(Data to use)
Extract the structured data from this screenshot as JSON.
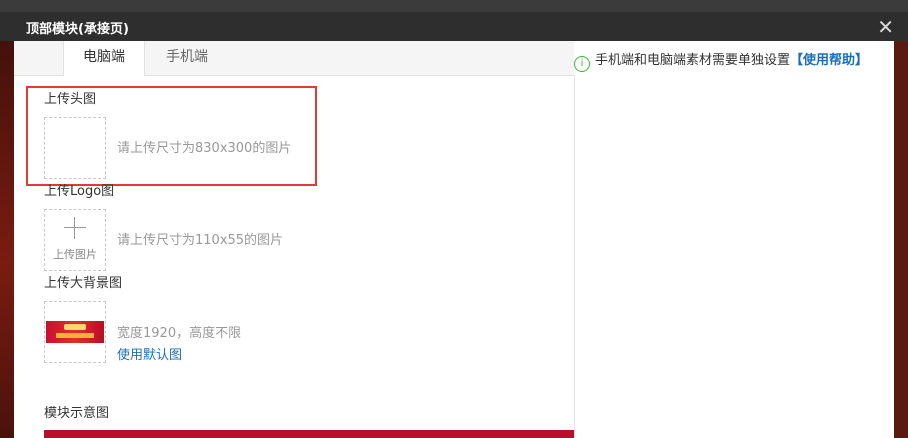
{
  "window": {
    "title": "顶部模块(承接页)",
    "close_label": "✕"
  },
  "tabs": [
    {
      "label": "电脑端"
    },
    {
      "label": "手机端"
    }
  ],
  "notice": {
    "icon": "info-icon",
    "text": "手机端和电脑端素材需要单独设置",
    "help_link": "【使用帮助】"
  },
  "sections": {
    "header_image": {
      "label": "上传头图",
      "hint": "请上传尺寸为830x300的图片"
    },
    "logo": {
      "label": "上传Logo图",
      "upload_label": "上传图片",
      "hint": "请上传尺寸为110x55的图片"
    },
    "background": {
      "label": "上传大背景图",
      "hint": "宽度1920，高度不限",
      "default_link": "使用默认图"
    },
    "preview": {
      "label": "模块示意图"
    }
  },
  "colors": {
    "highlight": "#e53935",
    "link": "#1a6fb8",
    "title_bar": "#2e2e2e"
  }
}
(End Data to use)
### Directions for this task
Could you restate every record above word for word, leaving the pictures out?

### Response below
Extract the structured data from this screenshot as JSON.
{
  "window": {
    "title": "顶部模块(承接页)",
    "close_label": "✕"
  },
  "tabs": [
    {
      "label": "电脑端"
    },
    {
      "label": "手机端"
    }
  ],
  "notice": {
    "icon": "info-icon",
    "text": "手机端和电脑端素材需要单独设置",
    "help_link": "【使用帮助】"
  },
  "sections": {
    "header_image": {
      "label": "上传头图",
      "hint": "请上传尺寸为830x300的图片"
    },
    "logo": {
      "label": "上传Logo图",
      "upload_label": "上传图片",
      "hint": "请上传尺寸为110x55的图片"
    },
    "background": {
      "label": "上传大背景图",
      "hint": "宽度1920，高度不限",
      "default_link": "使用默认图"
    },
    "preview": {
      "label": "模块示意图"
    }
  },
  "colors": {
    "highlight": "#e53935",
    "link": "#1a6fb8",
    "title_bar": "#2e2e2e"
  }
}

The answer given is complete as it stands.